Welcome to Between Takes; where artists and musicians tell stories about what happens behind the scenes.
WDET’s Sam Beaubien has been dedicated to making music in Detroit for 20 years, and this series connects you with the stories he has heard on gigs and at recording sessions.
Get a look into Stevie Wonders audition for Motown Records, sessions with funk master George Clinton, renowned hip-hop producer J Dilla’s first days with a drum machine, and many more stories about what shaped the legacy of this musical city.
Being a session musician at Motown meant you got to witness greatness. Seeing Stevie Wonder perform as a child or Marvin Gaye singing “What’s Going On” was an opportunity most people only dreamed about. Dennis Coffey got to witness greatness time and time again as a session musician at Motown, as well as with many other record labels.
One such moment was when Coffey met a young Michael Jackson.
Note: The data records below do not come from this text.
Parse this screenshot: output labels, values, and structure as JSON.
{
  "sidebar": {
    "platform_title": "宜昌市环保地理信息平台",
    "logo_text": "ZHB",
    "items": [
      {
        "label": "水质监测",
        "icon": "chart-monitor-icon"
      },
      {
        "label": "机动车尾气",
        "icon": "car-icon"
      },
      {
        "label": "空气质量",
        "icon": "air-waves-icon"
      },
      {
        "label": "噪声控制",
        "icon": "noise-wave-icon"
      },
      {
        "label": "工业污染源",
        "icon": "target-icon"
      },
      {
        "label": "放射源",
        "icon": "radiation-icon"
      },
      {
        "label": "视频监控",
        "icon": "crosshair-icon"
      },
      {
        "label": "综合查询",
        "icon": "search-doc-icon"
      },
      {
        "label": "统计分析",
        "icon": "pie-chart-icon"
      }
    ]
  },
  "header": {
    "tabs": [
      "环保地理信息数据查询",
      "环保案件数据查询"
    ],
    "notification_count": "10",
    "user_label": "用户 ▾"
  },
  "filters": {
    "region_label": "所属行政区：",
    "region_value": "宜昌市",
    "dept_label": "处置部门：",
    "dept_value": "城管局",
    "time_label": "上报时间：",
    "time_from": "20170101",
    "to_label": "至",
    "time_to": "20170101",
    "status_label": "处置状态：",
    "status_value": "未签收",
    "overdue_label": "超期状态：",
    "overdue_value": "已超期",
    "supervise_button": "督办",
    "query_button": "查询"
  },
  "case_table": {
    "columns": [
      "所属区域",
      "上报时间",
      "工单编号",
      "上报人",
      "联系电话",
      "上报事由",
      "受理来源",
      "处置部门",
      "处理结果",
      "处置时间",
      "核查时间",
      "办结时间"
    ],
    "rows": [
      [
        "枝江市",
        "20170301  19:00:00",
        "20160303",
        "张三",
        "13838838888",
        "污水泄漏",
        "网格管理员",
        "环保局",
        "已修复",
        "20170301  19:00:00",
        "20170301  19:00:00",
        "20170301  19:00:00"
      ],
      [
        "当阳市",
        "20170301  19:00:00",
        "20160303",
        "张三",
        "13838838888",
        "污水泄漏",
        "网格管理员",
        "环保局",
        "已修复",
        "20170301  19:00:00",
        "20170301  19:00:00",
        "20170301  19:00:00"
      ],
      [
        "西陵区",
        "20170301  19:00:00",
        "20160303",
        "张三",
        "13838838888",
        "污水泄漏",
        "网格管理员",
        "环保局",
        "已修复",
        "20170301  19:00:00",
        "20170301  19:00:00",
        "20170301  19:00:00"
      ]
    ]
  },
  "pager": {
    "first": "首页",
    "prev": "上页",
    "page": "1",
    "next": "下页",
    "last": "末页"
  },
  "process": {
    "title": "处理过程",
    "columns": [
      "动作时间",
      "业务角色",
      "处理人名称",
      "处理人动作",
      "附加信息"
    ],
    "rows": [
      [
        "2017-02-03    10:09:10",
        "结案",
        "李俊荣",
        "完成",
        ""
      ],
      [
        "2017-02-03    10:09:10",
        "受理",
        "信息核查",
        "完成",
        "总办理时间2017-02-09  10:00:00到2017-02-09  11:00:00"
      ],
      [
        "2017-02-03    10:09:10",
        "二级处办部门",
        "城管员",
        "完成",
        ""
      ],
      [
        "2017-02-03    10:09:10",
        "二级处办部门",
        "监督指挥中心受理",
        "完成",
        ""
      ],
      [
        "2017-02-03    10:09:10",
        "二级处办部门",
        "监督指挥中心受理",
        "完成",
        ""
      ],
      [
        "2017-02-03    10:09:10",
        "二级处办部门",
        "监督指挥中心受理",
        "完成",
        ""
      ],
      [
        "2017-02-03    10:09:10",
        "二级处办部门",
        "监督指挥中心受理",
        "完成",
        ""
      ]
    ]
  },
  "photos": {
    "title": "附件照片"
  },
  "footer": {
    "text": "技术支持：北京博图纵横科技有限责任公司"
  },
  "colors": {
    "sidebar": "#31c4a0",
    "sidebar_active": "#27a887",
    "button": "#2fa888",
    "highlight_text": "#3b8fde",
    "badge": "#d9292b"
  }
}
The Jackson 5 were just starting out in the late 1960s and they were looking for a record deal. Motown Records was a dream for all soul singers across the country. It is rumored that Gladys Knight sent a tape of the Jackson 5 to Motown Records, but their tape was rejected and sent back.
In July 1968, the band went to Detroit to set up a recorded Motown audition, which took place at Motown’s studio. Berry Gordy, who had initially rejected their tape, who refused to sign any more “kids” after Stevie Wonder, changed his mind once he viewed the tape. After initial recordings at Detroit’s Hitsville U.S.A. with the Funk Brothers failed to impress Gordy, he set up the new songwriting and producing team, The Corporation, to write exclusively for the Jackson 5. Dennis Coffey was part of the Funk Brothers at that time and he played on those original demos.